Lead institution: CIAT and CCAFS

CIAT is an agricultural research institution. It focus on scientific solutions to hunger in the tropics, believing that eco-efficient agriculture—developing sustainable methods of food production—is the best way to eradicate hunger and improve livelihoods in the region. CIAT is also about partnerships and works together with likeminded organizations to enhance impact.

Climate communication aims:
The communications aims are to promote learning by interacting with peer groups and “seeing” what works. Dialogue how adaptive strategies can be used in the local context are also faciltated.

Communications/social learning characteristics:
Initially developed as a software tool (now with a web version), the idea is to make climate change more tangible by comparing similar geographic areas to those where a particular user lives and to demonstrate what their situation might look like in 30 years. Although an innovative idea, this is a top down information supply mechanism. In 2012, climate analogues plans to launch a second phase, where farmer exchanges are conducted between geographic locations. The goal is to build an inventory of local knowledge from around the world for regions that face similar challenges, and for those who take part in visit exchanges to learn and understand what adaptation options might be possible for them to adopt.

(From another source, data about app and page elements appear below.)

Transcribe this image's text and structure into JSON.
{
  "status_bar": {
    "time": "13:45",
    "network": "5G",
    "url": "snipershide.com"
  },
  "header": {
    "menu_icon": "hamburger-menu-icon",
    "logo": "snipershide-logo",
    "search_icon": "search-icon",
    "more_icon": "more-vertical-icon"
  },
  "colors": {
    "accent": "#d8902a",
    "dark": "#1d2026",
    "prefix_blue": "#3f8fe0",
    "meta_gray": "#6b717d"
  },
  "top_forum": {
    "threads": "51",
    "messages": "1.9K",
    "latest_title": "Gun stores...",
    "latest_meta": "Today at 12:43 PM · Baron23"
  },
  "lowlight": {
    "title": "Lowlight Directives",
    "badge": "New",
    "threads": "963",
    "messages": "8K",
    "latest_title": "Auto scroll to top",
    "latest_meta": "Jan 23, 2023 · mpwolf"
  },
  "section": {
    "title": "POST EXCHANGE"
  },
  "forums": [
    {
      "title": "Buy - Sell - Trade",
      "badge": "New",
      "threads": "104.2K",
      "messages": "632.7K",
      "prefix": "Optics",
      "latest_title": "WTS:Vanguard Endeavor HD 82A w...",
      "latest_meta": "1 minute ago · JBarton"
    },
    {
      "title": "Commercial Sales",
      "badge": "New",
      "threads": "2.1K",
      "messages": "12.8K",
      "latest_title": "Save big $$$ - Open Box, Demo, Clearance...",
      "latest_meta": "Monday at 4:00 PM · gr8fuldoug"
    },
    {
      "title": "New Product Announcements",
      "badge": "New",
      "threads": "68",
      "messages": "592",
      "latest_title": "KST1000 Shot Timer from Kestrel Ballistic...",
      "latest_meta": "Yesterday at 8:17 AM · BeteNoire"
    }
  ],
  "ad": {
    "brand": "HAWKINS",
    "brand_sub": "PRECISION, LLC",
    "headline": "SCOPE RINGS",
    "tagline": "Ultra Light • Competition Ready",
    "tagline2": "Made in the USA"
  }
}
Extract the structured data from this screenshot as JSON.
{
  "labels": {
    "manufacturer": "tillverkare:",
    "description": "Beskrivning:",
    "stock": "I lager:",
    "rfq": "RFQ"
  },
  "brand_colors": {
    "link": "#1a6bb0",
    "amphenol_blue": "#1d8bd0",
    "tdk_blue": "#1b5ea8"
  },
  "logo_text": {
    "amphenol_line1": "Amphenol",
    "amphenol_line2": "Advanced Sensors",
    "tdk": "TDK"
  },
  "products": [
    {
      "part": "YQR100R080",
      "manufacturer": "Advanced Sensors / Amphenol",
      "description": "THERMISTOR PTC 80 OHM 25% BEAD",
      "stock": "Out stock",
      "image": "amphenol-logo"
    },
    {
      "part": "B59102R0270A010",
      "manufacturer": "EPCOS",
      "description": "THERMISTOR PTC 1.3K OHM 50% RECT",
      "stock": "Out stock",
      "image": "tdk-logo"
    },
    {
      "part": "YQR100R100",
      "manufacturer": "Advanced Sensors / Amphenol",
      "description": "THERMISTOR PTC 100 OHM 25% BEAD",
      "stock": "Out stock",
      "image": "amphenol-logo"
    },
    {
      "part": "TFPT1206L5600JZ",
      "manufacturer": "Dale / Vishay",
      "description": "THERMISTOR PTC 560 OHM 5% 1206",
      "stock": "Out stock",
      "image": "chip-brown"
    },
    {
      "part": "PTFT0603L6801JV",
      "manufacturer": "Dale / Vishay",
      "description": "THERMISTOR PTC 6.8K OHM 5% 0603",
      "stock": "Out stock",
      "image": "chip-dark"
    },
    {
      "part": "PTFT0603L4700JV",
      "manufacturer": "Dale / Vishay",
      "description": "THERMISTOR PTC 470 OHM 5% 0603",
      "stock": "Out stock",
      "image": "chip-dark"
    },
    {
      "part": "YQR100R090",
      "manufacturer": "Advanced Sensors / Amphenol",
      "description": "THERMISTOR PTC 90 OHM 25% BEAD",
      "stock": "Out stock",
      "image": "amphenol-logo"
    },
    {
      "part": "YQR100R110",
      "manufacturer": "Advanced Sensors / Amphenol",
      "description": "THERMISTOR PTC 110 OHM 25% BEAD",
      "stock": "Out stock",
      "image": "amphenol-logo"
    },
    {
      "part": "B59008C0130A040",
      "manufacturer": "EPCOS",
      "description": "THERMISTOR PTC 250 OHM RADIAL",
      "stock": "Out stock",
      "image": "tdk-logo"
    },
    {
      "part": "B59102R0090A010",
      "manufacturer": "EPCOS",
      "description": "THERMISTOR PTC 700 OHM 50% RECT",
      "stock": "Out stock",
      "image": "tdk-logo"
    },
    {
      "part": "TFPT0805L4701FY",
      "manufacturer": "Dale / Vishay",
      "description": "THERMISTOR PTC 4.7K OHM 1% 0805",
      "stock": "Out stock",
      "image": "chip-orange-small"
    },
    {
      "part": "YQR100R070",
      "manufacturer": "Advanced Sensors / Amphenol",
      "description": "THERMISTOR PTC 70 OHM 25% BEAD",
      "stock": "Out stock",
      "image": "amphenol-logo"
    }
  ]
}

If successful this has potential to develop into more of a triple loop social learning exercise where farmers learn from each other, implement changes and this in turn affects how exchanges and the “analogue tools” themselves are re-designed – bringing in local knowledge.

Policy makers, farmers and other local stakeholders in particular areas are they key targets.

Getting research into use (how this case study does or does not contribute to that):
This is a good example of a project with potential. Research has started off in relative isolation and it has been recognised that it needs to be brought closer to target audiences. This has initially been done in a fairly top down and linear way, but there is potential for this to change with the forthcoming farmer exchanges.

Evolution of the project (how has the project evolved or developed if known):
The web-based tool was first released in 2011, and the exchanges are planned for 2012.